So--your happy suit was blasted--she the faultless, the divine;
And you liken--boyish babble--this boy-love of yours with mine.

Part two of the answer, the reason for his bitterness, is that one of his repeated refrains from the first poem, 'Forward' now haunts him - change, the march of progress, his visions of the future:

Gone the cry of 'Forward, Forward,' lost within a growing gloom;
Lost, or only heard in silence from the silence of a tomb.

Half the marvels of my morning, triumphs over time and space,
Staled by frequence, shrunk by usage into commonest commonplace!

'Forward' rang the voices then, and of the many mine was one.
Let us hush this cry of 'Forward' till ten thousand years have gone.

The narrator goes into a ranting monologue of over 200 lines, decrying the devolution of everything - religion, politics,  animal cruelty, class equality, foreign policy, the aristocracy's arrogant ignorance, and of course those who prey upon, and nurture that ignorance:

You that woo the Voices--tell them 'old experience is a fool,'
Teach your flatter'd kings that only those who cannot read can rule.
Here and there a cotter's babe is royal-born by right divine;
Here and there my lord is lower than his oxen or his swine.

Rising industrialization, and the changes it has brought about in society are also a source of his bitterness. He that called for progress now observes exploitation and devolution wherever he looks:

Is it well that while we range with Science, glorying in the Time,
City children soak and blacken soul and sense in city slime?

There among the glooming alleys Progress halts on palsied feet,
Crime and hunger cast our maidens by the thousand on the street.

There the Master scrimps his haggard sempstress of her daily bread,
There a single sordid attic holds the living and the dead.

There the smouldering fire of fever creeps across the rotted floor,
And the crowded couch of incest in the warrens of the poor.

Perhaps Bob or Howard could say for certain, but I would wager this is the most scathing piece ever written by a Poet Laureate during his tenure.

There are some lines again, in this poem, that do not play well to modern ears. Some lines of ignorance and prejudice that I don't think have parallels in Tennyson's other works and really do not add anything constructive to the metaphors for time and eternity that eventually segue into his bitter rant. 

The poem is a re-visitation, some might say a revisionist view of the original story, and while it answers many questions it also introduces some contradictions.
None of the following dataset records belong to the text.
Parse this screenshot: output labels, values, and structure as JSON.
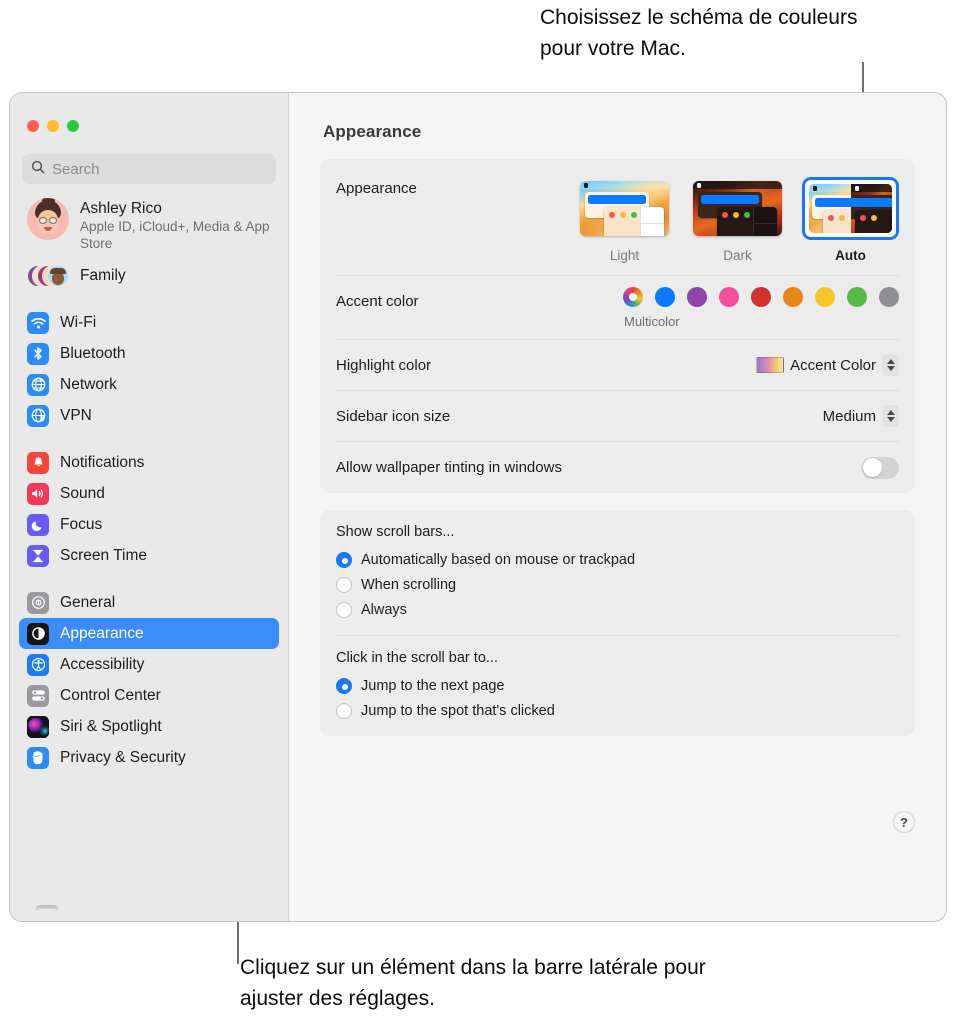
{
  "callouts": {
    "top": "Choisissez le schéma de couleurs pour votre Mac.",
    "bottom": "Cliquez sur un élément dans la barre latérale pour ajuster des réglages."
  },
  "window": {
    "title": "Appearance",
    "traffic_lights": [
      "close-button",
      "minimize-button",
      "zoom-button"
    ]
  },
  "sidebar": {
    "search": {
      "placeholder": "Search",
      "value": "",
      "icon": "search-icon"
    },
    "account": {
      "name": "Ashley Rico",
      "subtitle": "Apple ID, iCloud+, Media & App Store"
    },
    "family": {
      "label": "Family"
    },
    "groups": [
      {
        "items": [
          {
            "label": "Wi-Fi",
            "icon": "wifi-icon",
            "selected": false
          },
          {
            "label": "Bluetooth",
            "icon": "bluetooth-icon",
            "selected": false
          },
          {
            "label": "Network",
            "icon": "network-icon",
            "selected": false
          },
          {
            "label": "VPN",
            "icon": "vpn-icon",
            "selected": false
          }
        ]
      },
      {
        "items": [
          {
            "label": "Notifications",
            "icon": "notifications-icon",
            "selected": false
          },
          {
            "label": "Sound",
            "icon": "sound-icon",
            "selected": false
          },
          {
            "label": "Focus",
            "icon": "focus-icon",
            "selected": false
          },
          {
            "label": "Screen Time",
            "icon": "screen-time-icon",
            "selected": false
          }
        ]
      },
      {
        "items": [
          {
            "label": "General",
            "icon": "general-icon",
            "selected": false
          },
          {
            "label": "Appearance",
            "icon": "appearance-icon",
            "selected": true
          },
          {
            "label": "Accessibility",
            "icon": "accessibility-icon",
            "selected": false
          },
          {
            "label": "Control Center",
            "icon": "control-center-icon",
            "selected": false
          },
          {
            "label": "Siri & Spotlight",
            "icon": "siri-spotlight-icon",
            "selected": false
          },
          {
            "label": "Privacy & Security",
            "icon": "privacy-security-icon",
            "selected": false
          }
        ]
      }
    ]
  },
  "main": {
    "appearance": {
      "label": "Appearance",
      "options": [
        {
          "name": "Light",
          "selected": false
        },
        {
          "name": "Dark",
          "selected": false
        },
        {
          "name": "Auto",
          "selected": true
        }
      ]
    },
    "accent_color": {
      "label": "Accent color",
      "caption": "Multicolor",
      "swatches": [
        {
          "name": "Multicolor",
          "color": "multicolor",
          "selected": true
        },
        {
          "name": "Blue",
          "color": "#0a7bff"
        },
        {
          "name": "Purple",
          "color": "#8d45a8"
        },
        {
          "name": "Pink",
          "color": "#f2509e"
        },
        {
          "name": "Red",
          "color": "#d0342c"
        },
        {
          "name": "Orange",
          "color": "#e8861c"
        },
        {
          "name": "Yellow",
          "color": "#f5c72e"
        },
        {
          "name": "Green",
          "color": "#58b94a"
        },
        {
          "name": "Graphite",
          "color": "#8e8e93"
        }
      ]
    },
    "highlight_color": {
      "label": "Highlight color",
      "value": "Accent Color"
    },
    "sidebar_icon_size": {
      "label": "Sidebar icon size",
      "value": "Medium"
    },
    "wallpaper_tinting": {
      "label": "Allow wallpaper tinting in windows",
      "state": "off"
    },
    "show_scroll_bars": {
      "title": "Show scroll bars...",
      "options": [
        {
          "label": "Automatically based on mouse or trackpad",
          "selected": true
        },
        {
          "label": "When scrolling",
          "selected": false
        },
        {
          "label": "Always",
          "selected": false
        }
      ]
    },
    "click_scroll_bar": {
      "title": "Click in the scroll bar to...",
      "options": [
        {
          "label": "Jump to the next page",
          "selected": true
        },
        {
          "label": "Jump to the spot that's clicked",
          "selected": false
        }
      ]
    },
    "help_button": {
      "label": "?"
    }
  }
}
The meter, which works so well for the first poem seems more  forced here. And ultimately, it is a sad poem.  The bitterness is mixed with loss and regret, and always there is the realization that the narrator's time on earth (and the poet's time as well) is growing short.

This poem does bring the story full-circle. In the end we learn that the occasion for their rendezvous at Locksley hall is the death of Amy's husband, whose funeral they will attend tomorrow, and that the narrator's grandson, the last surviving member of the family, will himself become Lord of the manor - a surprise and very ironic ending to such a long piece:

Forward, let the stormy moment fly and mingle with the Past.
I that loathed, have come to love him. Love will conquer at the last.

Gone at eighty, mine own age, and I and you will bear the pall;
Then I leave thee Lord and Master, latest Lord of Locksley Hall.

Hosting by Yahoo!